Among the lines of the records below, copy those that hold the word "hour".

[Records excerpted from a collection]
--
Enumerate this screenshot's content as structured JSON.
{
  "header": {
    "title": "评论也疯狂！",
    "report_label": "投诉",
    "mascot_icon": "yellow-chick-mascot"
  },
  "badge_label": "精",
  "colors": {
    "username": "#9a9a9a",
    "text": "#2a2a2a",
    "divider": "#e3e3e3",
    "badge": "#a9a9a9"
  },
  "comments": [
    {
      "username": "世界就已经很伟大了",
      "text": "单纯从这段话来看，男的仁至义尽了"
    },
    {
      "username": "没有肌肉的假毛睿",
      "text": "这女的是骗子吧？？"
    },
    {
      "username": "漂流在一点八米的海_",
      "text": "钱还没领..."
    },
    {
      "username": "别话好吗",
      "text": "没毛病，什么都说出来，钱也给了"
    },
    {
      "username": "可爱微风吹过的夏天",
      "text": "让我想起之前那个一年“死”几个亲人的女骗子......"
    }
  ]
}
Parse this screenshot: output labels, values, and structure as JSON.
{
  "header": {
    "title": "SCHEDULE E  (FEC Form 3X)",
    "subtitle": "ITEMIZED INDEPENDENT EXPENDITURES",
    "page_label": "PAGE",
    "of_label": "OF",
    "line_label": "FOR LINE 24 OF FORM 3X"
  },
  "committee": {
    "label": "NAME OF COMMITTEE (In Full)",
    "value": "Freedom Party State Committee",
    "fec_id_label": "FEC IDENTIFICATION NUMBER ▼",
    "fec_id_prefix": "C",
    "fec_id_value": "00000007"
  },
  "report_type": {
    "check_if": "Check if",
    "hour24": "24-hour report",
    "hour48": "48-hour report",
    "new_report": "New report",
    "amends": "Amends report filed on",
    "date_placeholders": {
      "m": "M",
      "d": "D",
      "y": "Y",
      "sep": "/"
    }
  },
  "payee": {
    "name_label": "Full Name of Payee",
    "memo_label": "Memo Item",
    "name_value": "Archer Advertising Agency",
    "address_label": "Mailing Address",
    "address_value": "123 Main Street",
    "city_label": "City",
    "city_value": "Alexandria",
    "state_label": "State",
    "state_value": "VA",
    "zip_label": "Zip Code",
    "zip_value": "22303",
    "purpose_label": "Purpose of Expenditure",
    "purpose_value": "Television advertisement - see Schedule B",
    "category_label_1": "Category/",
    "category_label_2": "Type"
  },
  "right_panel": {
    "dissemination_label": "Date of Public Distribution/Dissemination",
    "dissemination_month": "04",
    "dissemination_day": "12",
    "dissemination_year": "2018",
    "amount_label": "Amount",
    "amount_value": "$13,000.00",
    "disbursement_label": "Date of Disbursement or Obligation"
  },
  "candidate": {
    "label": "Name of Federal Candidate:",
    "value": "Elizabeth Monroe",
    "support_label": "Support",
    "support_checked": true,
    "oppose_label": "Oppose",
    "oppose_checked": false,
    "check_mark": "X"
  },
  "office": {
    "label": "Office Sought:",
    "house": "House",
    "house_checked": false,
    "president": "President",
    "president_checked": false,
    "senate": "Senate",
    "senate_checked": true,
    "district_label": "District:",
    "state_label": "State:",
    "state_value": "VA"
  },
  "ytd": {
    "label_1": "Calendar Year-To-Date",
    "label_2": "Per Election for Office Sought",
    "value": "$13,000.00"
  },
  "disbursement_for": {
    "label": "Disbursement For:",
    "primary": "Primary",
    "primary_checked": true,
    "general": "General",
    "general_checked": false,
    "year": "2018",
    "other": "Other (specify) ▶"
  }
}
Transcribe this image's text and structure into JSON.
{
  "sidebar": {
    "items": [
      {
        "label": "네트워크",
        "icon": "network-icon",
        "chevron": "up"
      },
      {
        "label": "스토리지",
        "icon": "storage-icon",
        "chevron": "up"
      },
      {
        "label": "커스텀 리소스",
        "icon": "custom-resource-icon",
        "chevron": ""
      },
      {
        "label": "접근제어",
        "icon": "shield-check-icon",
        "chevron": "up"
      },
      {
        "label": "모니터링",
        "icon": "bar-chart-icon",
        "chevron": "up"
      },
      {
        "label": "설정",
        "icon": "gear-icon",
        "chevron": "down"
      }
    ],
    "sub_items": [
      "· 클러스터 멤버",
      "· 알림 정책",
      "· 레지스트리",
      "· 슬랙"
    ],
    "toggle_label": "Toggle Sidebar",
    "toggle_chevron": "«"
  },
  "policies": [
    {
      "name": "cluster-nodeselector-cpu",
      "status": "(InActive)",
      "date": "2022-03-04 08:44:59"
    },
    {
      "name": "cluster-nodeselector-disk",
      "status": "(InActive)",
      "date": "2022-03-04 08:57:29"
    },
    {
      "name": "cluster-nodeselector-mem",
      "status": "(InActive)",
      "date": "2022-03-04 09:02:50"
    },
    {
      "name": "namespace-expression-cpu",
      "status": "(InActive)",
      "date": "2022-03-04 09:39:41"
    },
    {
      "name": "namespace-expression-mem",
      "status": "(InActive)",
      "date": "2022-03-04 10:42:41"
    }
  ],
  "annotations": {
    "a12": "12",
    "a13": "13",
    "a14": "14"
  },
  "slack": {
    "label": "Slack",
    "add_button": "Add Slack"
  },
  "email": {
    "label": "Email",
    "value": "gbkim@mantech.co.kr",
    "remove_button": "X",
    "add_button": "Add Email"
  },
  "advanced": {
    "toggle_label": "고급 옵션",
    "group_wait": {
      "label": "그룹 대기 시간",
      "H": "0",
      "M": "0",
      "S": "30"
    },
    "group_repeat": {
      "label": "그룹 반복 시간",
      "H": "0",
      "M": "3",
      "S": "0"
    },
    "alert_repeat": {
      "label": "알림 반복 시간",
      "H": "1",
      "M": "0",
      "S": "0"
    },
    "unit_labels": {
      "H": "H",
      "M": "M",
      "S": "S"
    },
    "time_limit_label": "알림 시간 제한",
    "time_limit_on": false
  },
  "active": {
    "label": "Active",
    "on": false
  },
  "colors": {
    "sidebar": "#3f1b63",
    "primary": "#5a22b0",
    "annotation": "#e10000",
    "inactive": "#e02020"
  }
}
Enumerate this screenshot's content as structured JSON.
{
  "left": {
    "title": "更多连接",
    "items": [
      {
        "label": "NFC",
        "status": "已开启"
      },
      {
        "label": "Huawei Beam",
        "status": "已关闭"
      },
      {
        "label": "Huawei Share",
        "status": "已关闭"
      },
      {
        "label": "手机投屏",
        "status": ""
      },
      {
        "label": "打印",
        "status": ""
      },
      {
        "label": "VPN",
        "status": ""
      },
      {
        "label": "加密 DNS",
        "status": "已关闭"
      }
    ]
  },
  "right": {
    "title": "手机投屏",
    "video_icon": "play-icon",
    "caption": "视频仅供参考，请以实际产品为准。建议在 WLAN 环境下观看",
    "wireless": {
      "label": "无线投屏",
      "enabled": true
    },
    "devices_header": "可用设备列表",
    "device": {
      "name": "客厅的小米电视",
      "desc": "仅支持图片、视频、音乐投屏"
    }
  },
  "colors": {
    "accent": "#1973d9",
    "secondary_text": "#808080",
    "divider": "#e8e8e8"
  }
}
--
[Your response]
    "hour24": "24-hour report",
    "hour48": "48-hour report",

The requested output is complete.